During the first 60-hours, the PFM provides 3-hourly forecasts
of opaque sky cover. This is done through a series of different cloud
codes. Click here to access the Cloud Code Table.
After 60 hours, a different parameter, AVG CLOUDS, is used to indicate
the average amount of all clouds during a 6-hour period ending on the
hour indicated at the top of the column.
How does the PFM handle forecast information about precipitation?
POP 12HR is a parameter that is used in the PFM to express the
likelihood of measurable precipitation (1/100th of an inch) during the
12-hour period that ends at 6:00 am or 6:00 pm local time (0600 or 1800).
The POP 12HR parameter is provided through Day 7.
Another parameter, QPF 12HR represents the total amount of precipitation
in inches of liquid equivalent that is forecast at a specific point during
the 12-hour period ending at 6:00 am or 6:00 pm local time (0600 or 1800).
QPF will be provided as a range in hundredths of an inch and will be included
out through the first 60 hours.
During the locally defined winter period defined by WFO Charleston, the PFM will also include the SNOW 12HR parameter which will provide users
with specific total snowfall accumulation 12-hour point forecasts in whole
inches of snowfall ending at 6:00 am and 6:00 pm local time. The SNOW
12HR parameter will appear as a single or double digit, or as a range
(i.e. “2-4" meaning two to four inches of snow in a 12-hour period
ending at the specified time). “00-00" is used to indicate no snowfall.
“T” is used to indicate trace amounts (less than 0.1 inch
of frozen precipitation). The SNOW 12HR is forecast out to 36 hours.
Precipitation types may also appear in the left hand column of the PFM.
At 3-hour time intervals out to 60 hours and then during 6-hour time intervals
between 60 hours and Day 7, specific probability of precipitation codes
will be included when certain precipitation types are forecast.
Click here to access a table of PFM Precipitation types
and Probability of Precipitation Codes.
What other types of information are in the PFM?
Visibility forecasts are provided in the PFM at 3-hour intervals
through 60 hours.
Click here to access a list of Obstruction to Visibility
Codes used in the PFM.
Other information you might see on a PFM include wind chill and heat
index information based on criteria locally defined by WFO Charleston. Six-hour
forecasts of minimum wind chill and maximum heat index may also appear
on the following line, again when local criteria are met.
The traditional NWS Forecast highlights long-fused watches,
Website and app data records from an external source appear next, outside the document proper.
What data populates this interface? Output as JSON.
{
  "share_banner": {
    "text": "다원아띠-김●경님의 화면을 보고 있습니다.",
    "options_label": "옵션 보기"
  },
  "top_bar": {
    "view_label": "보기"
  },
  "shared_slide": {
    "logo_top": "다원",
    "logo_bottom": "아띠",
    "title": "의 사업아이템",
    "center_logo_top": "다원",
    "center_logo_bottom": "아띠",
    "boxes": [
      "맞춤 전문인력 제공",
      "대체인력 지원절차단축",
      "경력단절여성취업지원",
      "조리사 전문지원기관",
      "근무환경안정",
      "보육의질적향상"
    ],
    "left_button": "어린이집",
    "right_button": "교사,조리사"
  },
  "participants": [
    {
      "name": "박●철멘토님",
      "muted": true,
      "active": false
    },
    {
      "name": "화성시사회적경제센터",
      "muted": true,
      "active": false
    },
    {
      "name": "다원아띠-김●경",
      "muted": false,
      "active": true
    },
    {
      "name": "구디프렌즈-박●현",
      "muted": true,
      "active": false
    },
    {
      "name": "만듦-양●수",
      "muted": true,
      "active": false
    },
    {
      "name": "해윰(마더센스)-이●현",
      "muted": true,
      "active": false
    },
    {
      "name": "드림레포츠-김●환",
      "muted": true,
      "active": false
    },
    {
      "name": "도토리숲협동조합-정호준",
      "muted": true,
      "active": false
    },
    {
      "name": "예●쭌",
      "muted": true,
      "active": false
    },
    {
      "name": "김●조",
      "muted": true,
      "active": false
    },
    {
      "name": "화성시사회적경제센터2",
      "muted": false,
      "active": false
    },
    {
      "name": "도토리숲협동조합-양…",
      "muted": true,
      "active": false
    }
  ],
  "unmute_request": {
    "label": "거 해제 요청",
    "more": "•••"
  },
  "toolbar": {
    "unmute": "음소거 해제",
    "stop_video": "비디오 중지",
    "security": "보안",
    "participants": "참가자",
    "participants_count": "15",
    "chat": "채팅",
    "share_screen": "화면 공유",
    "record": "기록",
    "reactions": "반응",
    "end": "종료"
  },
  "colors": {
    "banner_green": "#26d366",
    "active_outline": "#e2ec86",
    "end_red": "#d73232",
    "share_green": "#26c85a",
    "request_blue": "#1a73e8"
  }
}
warnings, and advisories. Will the PFM provide this information as well?
The answer to this question is “yes”. In the future,
special codes will allow for specific input of long-fused watch, warning,
and advisory information into the PFM product. Special codes for watches
(“A”), warnings (“W”), and advisories (“Y”)
will be applied to 3-hour time spans, matching the valid times of the
event as possible. The specific watch, warning, or advisory will be provided
in the left hand column, with the special codes appearing within the first
60 hours of the PFM.
What does “MM” mean on the PFM product?
“MM” represents missing data in the PFM product.